One thing really struck me with the Inauguration of President Donald Trump, was the difference between himself and President Barak Obama.
Barak Obama’s final speech as president was one that could have been summed up by one word “HOPE” -in fact “HOPE” has characterised both his presidency and him as a person, his autobiography was called “The Audacity of HOPE”.
Yet much of Donald’s Trump’s campaign was summed up by one word “FEAR”.
Former Bristol MP -Tony Benn- said: “Hope is the fuel of progress and fear is the prison you put yourself”.
A similar sentiment from the film Shawshank Redemption “Fear hold you prisoner, but Hope can set you free”.
As I thought of this image it made me realise that the toughest prisons aren’t those with bricks or bars but the icy strongholds in peoples’ hearts and minds.
This prison though is one that many can be swept into, we have all been in meetings when a fear-monger has turned the mood of a room or a decision of a meeting; yet too the reverse can happen, people can be liberated by the freedom that Hope brings, a person of hope-filled faith can inspire people to stand and to step out.
A poem about Hope : – “Rosa (Parks) sat, so that Martin (Luther King Jr) could walk, Martin walked, so that Barak (Obama) could stand, Barak stood so all our children could fly”. Hope is aspirational. Hope re-writes a new future, where-as fear if often a pessimistic self-fulfilling prophecy.
As I thought about my life, I asked myself the question, “is my life ruled by Hope or Fear?”
I want it to be ruled by Hope, yet sadly more often than I want I am ruled by fear.
“It is so easy to break down and destroy, but heroes are the ones who make peace and build” said former South African President Nelson Mandela.
The fictional President Matt Santos from the West Wing said “It is easier to throw stones at a house than to try and build one”.
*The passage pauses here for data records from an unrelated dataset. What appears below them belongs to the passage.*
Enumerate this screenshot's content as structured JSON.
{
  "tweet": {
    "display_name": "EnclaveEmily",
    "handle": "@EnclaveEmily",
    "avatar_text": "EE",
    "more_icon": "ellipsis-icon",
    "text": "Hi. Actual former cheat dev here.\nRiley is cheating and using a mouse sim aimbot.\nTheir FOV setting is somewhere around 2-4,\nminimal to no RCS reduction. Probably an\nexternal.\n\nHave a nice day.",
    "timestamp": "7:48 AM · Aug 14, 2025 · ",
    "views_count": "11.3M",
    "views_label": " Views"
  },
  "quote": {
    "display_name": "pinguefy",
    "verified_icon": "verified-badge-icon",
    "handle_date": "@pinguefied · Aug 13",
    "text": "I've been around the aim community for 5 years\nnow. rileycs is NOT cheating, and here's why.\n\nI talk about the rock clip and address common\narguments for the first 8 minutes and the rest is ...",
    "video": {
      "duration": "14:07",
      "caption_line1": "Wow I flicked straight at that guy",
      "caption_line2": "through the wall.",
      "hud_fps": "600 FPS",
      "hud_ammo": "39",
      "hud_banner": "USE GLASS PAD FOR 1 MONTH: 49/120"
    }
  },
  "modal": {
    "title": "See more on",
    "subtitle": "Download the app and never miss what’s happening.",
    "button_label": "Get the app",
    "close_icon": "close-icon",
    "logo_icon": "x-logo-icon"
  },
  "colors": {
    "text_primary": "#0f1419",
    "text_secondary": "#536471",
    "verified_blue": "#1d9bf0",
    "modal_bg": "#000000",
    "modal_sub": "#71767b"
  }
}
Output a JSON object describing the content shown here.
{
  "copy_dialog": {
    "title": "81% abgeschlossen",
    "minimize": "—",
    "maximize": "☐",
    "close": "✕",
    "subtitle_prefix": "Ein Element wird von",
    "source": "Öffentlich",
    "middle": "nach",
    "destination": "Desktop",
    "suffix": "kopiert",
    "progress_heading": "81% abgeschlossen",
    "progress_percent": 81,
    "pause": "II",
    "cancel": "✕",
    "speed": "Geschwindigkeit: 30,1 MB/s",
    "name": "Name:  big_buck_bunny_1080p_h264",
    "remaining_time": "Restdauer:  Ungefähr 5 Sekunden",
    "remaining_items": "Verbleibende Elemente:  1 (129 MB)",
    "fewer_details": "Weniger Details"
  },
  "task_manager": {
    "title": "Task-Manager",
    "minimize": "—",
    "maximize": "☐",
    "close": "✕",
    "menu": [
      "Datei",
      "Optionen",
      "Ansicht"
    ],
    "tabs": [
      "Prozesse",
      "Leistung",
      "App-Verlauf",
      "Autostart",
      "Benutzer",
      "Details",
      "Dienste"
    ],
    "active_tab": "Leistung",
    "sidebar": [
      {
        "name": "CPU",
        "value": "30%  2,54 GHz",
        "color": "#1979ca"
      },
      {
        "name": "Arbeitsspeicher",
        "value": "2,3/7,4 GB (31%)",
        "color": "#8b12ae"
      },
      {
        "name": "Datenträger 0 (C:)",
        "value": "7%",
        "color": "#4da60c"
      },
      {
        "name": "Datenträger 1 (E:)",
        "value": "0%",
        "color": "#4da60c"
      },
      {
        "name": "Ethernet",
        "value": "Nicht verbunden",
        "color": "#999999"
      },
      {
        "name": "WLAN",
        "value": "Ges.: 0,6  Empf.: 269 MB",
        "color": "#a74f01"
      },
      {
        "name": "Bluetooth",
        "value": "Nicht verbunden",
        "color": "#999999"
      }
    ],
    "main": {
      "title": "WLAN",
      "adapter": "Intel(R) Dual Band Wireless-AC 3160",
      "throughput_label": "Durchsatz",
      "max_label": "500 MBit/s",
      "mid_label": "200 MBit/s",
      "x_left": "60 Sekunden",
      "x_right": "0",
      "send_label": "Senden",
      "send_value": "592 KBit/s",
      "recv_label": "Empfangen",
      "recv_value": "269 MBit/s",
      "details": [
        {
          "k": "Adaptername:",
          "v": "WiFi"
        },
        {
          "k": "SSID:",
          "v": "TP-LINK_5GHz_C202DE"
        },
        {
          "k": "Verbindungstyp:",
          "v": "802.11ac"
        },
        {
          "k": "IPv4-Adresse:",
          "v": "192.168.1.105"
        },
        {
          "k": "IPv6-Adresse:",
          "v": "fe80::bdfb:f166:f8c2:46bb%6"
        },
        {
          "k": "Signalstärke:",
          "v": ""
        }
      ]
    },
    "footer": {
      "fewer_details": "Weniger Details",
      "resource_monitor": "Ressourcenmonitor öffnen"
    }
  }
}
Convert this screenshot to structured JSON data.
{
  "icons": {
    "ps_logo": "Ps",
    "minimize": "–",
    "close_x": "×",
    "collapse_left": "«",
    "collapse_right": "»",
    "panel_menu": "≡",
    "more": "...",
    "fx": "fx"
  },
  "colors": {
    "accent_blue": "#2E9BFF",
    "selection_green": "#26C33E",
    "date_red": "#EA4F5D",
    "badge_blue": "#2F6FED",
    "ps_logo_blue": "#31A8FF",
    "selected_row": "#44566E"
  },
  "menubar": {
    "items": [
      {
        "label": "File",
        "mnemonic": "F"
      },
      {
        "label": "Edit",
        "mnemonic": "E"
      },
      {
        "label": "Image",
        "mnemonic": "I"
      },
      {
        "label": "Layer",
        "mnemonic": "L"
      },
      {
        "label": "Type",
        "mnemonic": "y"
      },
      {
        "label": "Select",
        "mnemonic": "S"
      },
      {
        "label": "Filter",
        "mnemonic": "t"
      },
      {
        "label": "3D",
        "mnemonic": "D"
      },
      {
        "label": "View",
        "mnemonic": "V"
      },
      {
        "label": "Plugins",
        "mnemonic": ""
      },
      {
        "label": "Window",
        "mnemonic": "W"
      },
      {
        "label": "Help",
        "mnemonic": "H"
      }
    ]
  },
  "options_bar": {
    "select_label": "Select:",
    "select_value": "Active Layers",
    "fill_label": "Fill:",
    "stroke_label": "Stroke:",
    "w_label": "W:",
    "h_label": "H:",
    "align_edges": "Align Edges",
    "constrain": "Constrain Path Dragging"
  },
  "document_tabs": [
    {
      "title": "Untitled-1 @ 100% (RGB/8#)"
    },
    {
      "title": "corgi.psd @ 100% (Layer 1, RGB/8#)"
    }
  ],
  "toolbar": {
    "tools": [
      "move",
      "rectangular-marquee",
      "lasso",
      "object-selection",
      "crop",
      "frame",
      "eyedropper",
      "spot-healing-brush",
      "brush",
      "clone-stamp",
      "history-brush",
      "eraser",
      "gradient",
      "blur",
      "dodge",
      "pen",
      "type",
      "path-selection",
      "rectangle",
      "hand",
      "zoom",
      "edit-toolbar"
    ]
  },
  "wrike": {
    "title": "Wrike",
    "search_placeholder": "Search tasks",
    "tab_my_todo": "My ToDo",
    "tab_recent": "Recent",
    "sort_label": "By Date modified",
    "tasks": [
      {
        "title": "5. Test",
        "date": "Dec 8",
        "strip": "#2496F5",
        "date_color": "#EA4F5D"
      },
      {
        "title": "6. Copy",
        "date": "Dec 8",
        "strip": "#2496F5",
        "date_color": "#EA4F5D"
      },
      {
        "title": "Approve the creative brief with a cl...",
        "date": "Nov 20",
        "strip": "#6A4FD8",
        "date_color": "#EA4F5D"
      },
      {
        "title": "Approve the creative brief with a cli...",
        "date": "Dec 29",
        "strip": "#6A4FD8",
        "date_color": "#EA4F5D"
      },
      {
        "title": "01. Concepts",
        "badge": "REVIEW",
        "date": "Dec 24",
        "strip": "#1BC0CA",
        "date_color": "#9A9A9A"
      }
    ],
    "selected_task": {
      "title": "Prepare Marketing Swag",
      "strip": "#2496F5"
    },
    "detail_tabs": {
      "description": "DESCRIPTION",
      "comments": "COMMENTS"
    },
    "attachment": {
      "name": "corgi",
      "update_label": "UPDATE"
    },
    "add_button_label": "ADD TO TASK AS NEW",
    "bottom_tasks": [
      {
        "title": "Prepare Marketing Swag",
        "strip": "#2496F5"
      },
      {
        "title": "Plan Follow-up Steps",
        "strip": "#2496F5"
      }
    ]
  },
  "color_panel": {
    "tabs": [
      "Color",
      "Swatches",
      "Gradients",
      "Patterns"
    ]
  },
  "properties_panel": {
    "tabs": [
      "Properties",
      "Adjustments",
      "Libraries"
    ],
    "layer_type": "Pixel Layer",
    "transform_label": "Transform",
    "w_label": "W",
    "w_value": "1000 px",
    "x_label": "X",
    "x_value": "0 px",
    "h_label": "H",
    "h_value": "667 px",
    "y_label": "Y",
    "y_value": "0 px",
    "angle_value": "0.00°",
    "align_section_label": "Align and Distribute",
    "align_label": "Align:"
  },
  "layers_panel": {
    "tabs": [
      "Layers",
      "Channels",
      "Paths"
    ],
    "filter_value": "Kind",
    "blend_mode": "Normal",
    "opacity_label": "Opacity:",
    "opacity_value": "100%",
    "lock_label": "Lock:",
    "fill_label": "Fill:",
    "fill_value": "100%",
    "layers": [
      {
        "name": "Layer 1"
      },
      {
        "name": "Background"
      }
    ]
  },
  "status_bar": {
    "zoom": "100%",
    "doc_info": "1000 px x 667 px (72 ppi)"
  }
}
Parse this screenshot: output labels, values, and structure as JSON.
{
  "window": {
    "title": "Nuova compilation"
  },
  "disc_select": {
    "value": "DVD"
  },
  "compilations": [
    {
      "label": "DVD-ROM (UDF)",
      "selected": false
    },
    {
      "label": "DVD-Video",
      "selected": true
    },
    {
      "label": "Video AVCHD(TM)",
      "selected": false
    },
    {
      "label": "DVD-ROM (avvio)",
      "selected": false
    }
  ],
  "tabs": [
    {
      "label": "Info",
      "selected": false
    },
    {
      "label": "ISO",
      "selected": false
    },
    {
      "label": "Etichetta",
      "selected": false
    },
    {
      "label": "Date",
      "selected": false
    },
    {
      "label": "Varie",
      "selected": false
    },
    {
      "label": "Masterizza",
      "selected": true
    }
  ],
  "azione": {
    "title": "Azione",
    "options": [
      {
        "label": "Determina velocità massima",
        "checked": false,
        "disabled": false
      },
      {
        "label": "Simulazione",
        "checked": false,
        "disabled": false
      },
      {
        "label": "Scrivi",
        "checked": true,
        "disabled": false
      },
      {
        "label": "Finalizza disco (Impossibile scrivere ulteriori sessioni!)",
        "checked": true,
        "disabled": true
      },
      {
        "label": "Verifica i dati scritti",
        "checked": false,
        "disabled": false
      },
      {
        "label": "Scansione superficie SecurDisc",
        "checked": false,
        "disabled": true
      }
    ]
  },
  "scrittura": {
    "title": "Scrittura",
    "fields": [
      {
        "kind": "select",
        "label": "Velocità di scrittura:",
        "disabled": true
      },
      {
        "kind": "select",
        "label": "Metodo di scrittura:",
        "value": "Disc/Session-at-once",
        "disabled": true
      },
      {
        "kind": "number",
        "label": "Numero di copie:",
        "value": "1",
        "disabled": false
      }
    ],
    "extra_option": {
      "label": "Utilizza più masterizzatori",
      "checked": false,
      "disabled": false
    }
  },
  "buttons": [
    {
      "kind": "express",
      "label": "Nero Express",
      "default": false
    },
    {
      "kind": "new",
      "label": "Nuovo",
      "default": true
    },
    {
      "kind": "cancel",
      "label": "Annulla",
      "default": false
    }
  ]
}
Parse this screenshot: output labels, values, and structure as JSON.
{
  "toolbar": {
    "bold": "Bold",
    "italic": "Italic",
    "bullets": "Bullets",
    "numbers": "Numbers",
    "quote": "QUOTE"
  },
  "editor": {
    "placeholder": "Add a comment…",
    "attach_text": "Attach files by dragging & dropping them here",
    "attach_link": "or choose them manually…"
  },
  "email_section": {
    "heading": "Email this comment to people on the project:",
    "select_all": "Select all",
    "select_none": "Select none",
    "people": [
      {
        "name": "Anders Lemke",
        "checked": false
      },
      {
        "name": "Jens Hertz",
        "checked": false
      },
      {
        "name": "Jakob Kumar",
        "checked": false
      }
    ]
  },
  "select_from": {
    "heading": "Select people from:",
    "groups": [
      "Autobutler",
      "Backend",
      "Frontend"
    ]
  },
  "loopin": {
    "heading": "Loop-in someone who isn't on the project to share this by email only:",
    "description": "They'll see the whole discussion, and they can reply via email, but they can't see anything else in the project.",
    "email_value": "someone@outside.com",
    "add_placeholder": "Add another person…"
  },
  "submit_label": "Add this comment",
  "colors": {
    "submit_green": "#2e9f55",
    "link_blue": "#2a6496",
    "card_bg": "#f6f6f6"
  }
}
Fear paralyses and keeps people rooted to the spot like a rabbit caught in the car headlights.
Fear builds walls.
Hope builds bridges.
Hope causes us to lay down our weapons, whereas Fear causes us to blame, lash out and pick up our weapons.
For the Christian Hope is not a “wishful thinking naïve aspiration that somehow everything is going to be alright in the end”, no we have a “hope that does not disappoint us”, “our hope is in the Lord who made heaven and earth” -it is a hope that “moths and rust cannot destroy” but rather is based not on a vague idea or concept but on a person, Jesus Christ, described by Peter as our “Living Hope” -our hope is in the resurrected and victorious son of God.
Our hope is that the God “who began a good work will see it through to completion”.
Our hope is that “he that is within us is greater than he that is in the world”.
Our hope is in Christ who said “I will build my Church and the gates of hell will not prevail against them”.
Yet how do we be people filled with Hope and not Fear?
Often we start full of hope, but the stress, strains and pains of the world can often leave us feeling jaded, cynical, deafest, we too often let hope slip away, evaporate, and fear creep in and slowly take root, and become a spiritual stronghold.
We often don’t talk about being controlled by fear, but rather we use expressions like being “pragmatic” or “realistic” or “worldly wise” -often we allow ourselves to be often somewhat superior and patronising to those pursuing a message of hope, painting them as naïve and dismissing their view as “youthful enthusiasm”.
So, how do we keep Hope alive within us?
Prayer is the antidote to defeatism, as our focus leaves the size of our problem and places our viewpoint on the size of our God.
Interestingly those who are most vocally defeatist/negative are also those who attend prayer meetings the least, I do believe that this is not a coincidence.
So, let us be Obama’s not Trump’s, people of Hope, not people of Fear.
And I’ll close with a prayer Paul wrote to the Christians in Rome:
May the God of hope fill you with all joy and peace as you trust in him, so that you may overflow with hope by the power of the Holy Spirit. Amen.